Dataset content:
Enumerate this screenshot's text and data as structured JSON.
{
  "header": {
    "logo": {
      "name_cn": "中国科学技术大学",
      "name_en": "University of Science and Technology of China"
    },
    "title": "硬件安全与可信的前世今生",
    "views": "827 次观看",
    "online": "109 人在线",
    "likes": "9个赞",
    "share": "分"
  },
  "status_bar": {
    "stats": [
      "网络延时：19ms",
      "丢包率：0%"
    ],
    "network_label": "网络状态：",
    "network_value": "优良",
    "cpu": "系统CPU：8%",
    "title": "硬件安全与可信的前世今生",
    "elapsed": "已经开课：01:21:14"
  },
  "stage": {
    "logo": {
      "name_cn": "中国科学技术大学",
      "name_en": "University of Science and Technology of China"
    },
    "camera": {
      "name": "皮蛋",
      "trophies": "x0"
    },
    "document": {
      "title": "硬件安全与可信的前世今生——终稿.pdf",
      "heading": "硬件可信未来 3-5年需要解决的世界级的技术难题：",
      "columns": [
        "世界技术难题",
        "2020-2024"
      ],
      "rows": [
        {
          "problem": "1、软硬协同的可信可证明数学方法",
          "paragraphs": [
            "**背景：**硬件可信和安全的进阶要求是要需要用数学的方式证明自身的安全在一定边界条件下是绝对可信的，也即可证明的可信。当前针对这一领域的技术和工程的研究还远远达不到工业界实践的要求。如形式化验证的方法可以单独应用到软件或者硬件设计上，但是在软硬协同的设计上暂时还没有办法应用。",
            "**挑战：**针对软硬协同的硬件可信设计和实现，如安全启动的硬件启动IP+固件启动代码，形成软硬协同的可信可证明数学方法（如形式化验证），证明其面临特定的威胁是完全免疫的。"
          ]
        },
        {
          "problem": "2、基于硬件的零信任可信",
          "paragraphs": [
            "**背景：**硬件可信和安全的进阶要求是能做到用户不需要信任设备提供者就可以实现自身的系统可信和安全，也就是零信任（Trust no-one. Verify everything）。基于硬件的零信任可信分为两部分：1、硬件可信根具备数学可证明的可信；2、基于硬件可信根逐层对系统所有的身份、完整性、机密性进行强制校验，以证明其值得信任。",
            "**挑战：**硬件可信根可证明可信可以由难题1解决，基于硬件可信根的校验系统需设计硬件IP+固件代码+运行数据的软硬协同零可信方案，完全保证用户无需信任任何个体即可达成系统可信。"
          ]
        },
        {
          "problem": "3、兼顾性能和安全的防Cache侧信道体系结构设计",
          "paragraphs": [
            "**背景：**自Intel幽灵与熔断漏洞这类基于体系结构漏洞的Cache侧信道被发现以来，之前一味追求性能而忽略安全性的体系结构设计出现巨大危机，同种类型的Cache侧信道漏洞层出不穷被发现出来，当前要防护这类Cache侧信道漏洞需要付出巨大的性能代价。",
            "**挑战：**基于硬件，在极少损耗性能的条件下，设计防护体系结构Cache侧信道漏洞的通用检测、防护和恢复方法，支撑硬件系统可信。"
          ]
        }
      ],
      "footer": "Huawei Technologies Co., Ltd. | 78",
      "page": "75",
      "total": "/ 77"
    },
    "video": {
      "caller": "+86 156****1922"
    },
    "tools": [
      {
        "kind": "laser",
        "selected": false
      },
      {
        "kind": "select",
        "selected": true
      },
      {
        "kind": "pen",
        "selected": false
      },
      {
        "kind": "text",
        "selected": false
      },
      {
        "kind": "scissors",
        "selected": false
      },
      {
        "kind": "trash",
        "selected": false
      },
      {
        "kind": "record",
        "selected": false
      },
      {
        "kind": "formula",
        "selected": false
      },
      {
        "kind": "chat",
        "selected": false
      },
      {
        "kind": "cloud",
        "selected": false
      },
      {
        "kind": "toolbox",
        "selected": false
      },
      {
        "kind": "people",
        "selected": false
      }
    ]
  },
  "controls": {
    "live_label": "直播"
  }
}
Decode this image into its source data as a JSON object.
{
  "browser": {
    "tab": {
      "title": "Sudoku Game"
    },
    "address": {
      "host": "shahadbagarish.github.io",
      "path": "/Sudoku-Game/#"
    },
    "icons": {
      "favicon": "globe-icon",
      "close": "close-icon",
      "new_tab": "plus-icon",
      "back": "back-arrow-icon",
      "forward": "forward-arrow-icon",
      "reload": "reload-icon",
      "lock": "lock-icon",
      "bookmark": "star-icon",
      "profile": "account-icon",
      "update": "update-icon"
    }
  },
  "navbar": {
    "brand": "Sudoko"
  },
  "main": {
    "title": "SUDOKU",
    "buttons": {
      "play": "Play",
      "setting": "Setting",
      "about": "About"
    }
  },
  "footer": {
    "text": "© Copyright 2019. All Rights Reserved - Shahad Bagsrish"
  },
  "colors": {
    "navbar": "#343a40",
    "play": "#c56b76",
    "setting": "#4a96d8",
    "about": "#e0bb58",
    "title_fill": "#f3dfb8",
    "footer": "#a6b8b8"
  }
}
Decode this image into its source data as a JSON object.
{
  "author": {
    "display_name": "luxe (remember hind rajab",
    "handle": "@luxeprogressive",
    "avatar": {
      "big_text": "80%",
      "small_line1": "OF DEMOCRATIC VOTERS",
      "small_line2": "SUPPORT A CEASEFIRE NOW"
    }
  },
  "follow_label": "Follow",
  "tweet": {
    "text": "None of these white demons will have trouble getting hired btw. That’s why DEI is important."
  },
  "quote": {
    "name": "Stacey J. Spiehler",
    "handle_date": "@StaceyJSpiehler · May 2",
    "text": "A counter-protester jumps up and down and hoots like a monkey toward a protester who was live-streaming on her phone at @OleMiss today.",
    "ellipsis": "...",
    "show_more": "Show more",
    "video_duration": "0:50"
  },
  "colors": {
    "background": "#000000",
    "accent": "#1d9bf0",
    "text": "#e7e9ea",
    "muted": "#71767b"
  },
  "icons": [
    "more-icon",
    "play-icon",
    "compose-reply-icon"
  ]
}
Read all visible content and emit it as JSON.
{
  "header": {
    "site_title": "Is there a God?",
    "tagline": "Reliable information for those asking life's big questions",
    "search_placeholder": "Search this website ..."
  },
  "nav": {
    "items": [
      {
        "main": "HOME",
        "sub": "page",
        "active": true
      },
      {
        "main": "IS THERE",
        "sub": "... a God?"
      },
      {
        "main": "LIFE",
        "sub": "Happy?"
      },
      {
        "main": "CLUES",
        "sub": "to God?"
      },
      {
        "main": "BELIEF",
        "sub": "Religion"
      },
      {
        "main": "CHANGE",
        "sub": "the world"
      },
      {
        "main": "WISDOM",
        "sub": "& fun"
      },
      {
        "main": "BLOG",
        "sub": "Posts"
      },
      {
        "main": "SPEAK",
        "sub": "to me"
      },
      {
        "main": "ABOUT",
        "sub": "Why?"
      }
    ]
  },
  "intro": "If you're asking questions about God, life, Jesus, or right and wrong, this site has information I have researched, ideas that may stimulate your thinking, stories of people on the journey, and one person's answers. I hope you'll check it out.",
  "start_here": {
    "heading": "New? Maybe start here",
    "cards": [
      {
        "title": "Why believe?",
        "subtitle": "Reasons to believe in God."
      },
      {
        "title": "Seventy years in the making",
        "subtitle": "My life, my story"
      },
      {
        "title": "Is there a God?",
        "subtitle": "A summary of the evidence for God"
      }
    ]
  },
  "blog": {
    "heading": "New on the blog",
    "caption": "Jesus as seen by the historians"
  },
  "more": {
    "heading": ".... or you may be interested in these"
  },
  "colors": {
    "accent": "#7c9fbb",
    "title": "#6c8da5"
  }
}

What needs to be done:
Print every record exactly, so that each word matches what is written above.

Task result:
Enumerate this screenshot's text and data as structured JSON.
{
  "header": {
    "logo": {
      "name_cn": "中国科学技术大学",
      "name_en": "University of Science and Technology of China"
    },
    "title": "硬件安全与可信的前世今生",
    "views": "827 次观看",
    "online": "109 人在线",
    "likes": "9个赞",
    "share": "分"
  },
  "status_bar": {
    "stats": [
      "网络延时：19ms",
      "丢包率：0%"
    ],
    "network_label": "网络状态：",
    "network_value": "优良",
    "cpu": "系统CPU：8%",
    "title": "硬件安全与可信的前世今生",
    "elapsed": "已经开课：01:21:14"
  },
  "stage": {
    "logo": {
      "name_cn": "中国科学技术大学",
      "name_en": "University of Science and Technology of China"
    },
    "camera": {
      "name": "皮蛋",
      "trophies": "x0"
    },
    "document": {
      "title": "硬件安全与可信的前世今生——终稿.pdf",
      "heading": "硬件可信未来 3-5年需要解决的世界级的技术难题：",
      "columns": [
        "世界技术难题",
        "2020-2024"
      ],
      "rows": [
        {
          "problem": "1、软硬协同的可信可证明数学方法",
          "paragraphs": [
            "**背景：**硬件可信和安全的进阶要求是要需要用数学的方式证明自身的安全在一定边界条件下是绝对可信的，也即可证明的可信。当前针对这一领域的技术和工程的研究还远远达不到工业界实践的要求。如形式化验证的方法可以单独应用到软件或者硬件设计上，但是在软硬协同的设计上暂时还没有办法应用。",
            "**挑战：**针对软硬协同的硬件可信设计和实现，如安全启动的硬件启动IP+固件启动代码，形成软硬协同的可信可证明数学方法（如形式化验证），证明其面临特定的威胁是完全免疫的。"
          ]
        },
        {
          "problem": "2、基于硬件的零信任可信",
          "paragraphs": [
            "**背景：**硬件可信和安全的进阶要求是能做到用户不需要信任设备提供者就可以实现自身的系统可信和安全，也就是零信任（Trust no-one. Verify everything）。基于硬件的零信任可信分为两部分：1、硬件可信根具备数学可证明的可信；2、基于硬件可信根逐层对系统所有的身份、完整性、机密性进行强制校验，以证明其值得信任。",
            "**挑战：**硬件可信根可证明可信可以由难题1解决，基于硬件可信根的校验系统需设计硬件IP+固件代码+运行数据的软硬协同零可信方案，完全保证用户无需信任任何个体即可达成系统可信。"
          ]
        },
        {
          "problem": "3、兼顾性能和安全的防Cache侧信道体系结构设计",
          "paragraphs": [
            "**背景：**自Intel幽灵与熔断漏洞这类基于体系结构漏洞的Cache侧信道被发现以来，之前一味追求性能而忽略安全性的体系结构设计出现巨大危机，同种类型的Cache侧信道漏洞层出不穷被发现出来，当前要防护这类Cache侧信道漏洞需要付出巨大的性能代价。",
            "**挑战：**基于硬件，在极少损耗性能的条件下，设计防护体系结构Cache侧信道漏洞的通用检测、防护和恢复方法，支撑硬件系统可信。"
          ]
        }
      ],
      "footer": "Huawei Technologies Co., Ltd. | 78",
      "page": "75",
      "total": "/ 77"
    },
    "video": {
      "caller": "+86 156****1922"
    },
    "tools": [
      {
        "kind": "laser",
        "selected": false
      },
      {
        "kind": "select",
        "selected": true
      },
      {
        "kind": "pen",
        "selected": false
      },
      {
        "kind": "text",
        "selected": false
      },
      {
        "kind": "scissors",
        "selected": false
      },
      {
        "kind": "trash",
        "selected": false
      },
      {
        "kind": "record",
        "selected": false
      },
      {
        "kind": "formula",
        "selected": false
      },
      {
        "kind": "chat",
        "selected": false
      },
      {
        "kind": "cloud",
        "selected": false
      },
      {
        "kind": "toolbox",
        "selected": false
      },
      {
        "kind": "people",
        "selected": false
      }
    ]
  },
  "controls": {
    "live_label": "直播"
  }
}
Decode this image into its source data as a JSON object.
{
  "browser": {
    "tab": {
      "title": "Sudoku Game"
    },
    "address": {
      "host": "shahadbagarish.github.io",
      "path": "/Sudoku-Game/#"
    },
    "icons": {
      "favicon": "globe-icon",
      "close": "close-icon",
      "new_tab": "plus-icon",
      "back": "back-arrow-icon",
      "forward": "forward-arrow-icon",
      "reload": "reload-icon",
      "lock": "lock-icon",
      "bookmark": "star-icon",
      "profile": "account-icon",
      "update": "update-icon"
    }
  },
  "navbar": {
    "brand": "Sudoko"
  },
  "main": {
    "title": "SUDOKU",
    "buttons": {
      "play": "Play",
      "setting": "Setting",
      "about": "About"
    }
  },
  "footer": {
    "text": "© Copyright 2019. All Rights Reserved - Shahad Bagsrish"
  },
  "colors": {
    "navbar": "#343a40",
    "play": "#c56b76",
    "setting": "#4a96d8",
    "about": "#e0bb58",
    "title_fill": "#f3dfb8",
    "footer": "#a6b8b8"
  }
}
Decode this image into its source data as a JSON object.
{
  "author": {
    "display_name": "luxe (remember hind rajab",
    "handle": "@luxeprogressive",
    "avatar": {
      "big_text": "80%",
      "small_line1": "OF DEMOCRATIC VOTERS",
      "small_line2": "SUPPORT A CEASEFIRE NOW"
    }
  },
  "follow_label": "Follow",
  "tweet": {
    "text": "None of these white demons will have trouble getting hired btw. That’s why DEI is important."
  },
  "quote": {
    "name": "Stacey J. Spiehler",
    "handle_date": "@StaceyJSpiehler · May 2",
    "text": "A counter-protester jumps up and down and hoots like a monkey toward a protester who was live-streaming on her phone at @OleMiss today.",
    "ellipsis": "...",
    "show_more": "Show more",
    "video_duration": "0:50"
  },
  "colors": {
    "background": "#000000",
    "accent": "#1d9bf0",
    "text": "#e7e9ea",
    "muted": "#71767b"
  },
  "icons": [
    "more-icon",
    "play-icon",
    "compose-reply-icon"
  ]
}
Read all visible content and emit it as JSON.
{
  "header": {
    "site_title": "Is there a God?",
    "tagline": "Reliable information for those asking life's big questions",
    "search_placeholder": "Search this website ..."
  },
  "nav": {
    "items": [
      {
        "main": "HOME",
        "sub": "page",
        "active": true
      },
      {
        "main": "IS THERE",
        "sub": "... a God?"
      },
      {
        "main": "LIFE",
        "sub": "Happy?"
      },
      {
        "main": "CLUES",
        "sub": "to God?"
      },
      {
        "main": "BELIEF",
        "sub": "Religion"
      },
      {
        "main": "CHANGE",
        "sub": "the world"
      },
      {
        "main": "WISDOM",
        "sub": "& fun"
      },
      {
        "main": "BLOG",
        "sub": "Posts"
      },
      {
        "main": "SPEAK",
        "sub": "to me"
      },
      {
        "main": "ABOUT",
        "sub": "Why?"
      }
    ]
  },
  "intro": "If you're asking questions about God, life, Jesus, or right and wrong, this site has information I have researched, ideas that may stimulate your thinking, stories of people on the journey, and one person's answers. I hope you'll check it out.",
  "start_here": {
    "heading": "New? Maybe start here",
    "cards": [
      {
        "title": "Why believe?",
        "subtitle": "Reasons to believe in God."
      },
      {
        "title": "Seventy years in the making",
        "subtitle": "My life, my story"
      },
      {
        "title": "Is there a God?",
        "subtitle": "A summary of the evidence for God"
      }
    ]
  },
  "blog": {
    "heading": "New on the blog",
    "caption": "Jesus as seen by the historians"
  },
  "more": {
    "heading": ".... or you may be interested in these"
  },
  "colors": {
    "accent": "#7c9fbb",
    "title": "#6c8da5"
  }
}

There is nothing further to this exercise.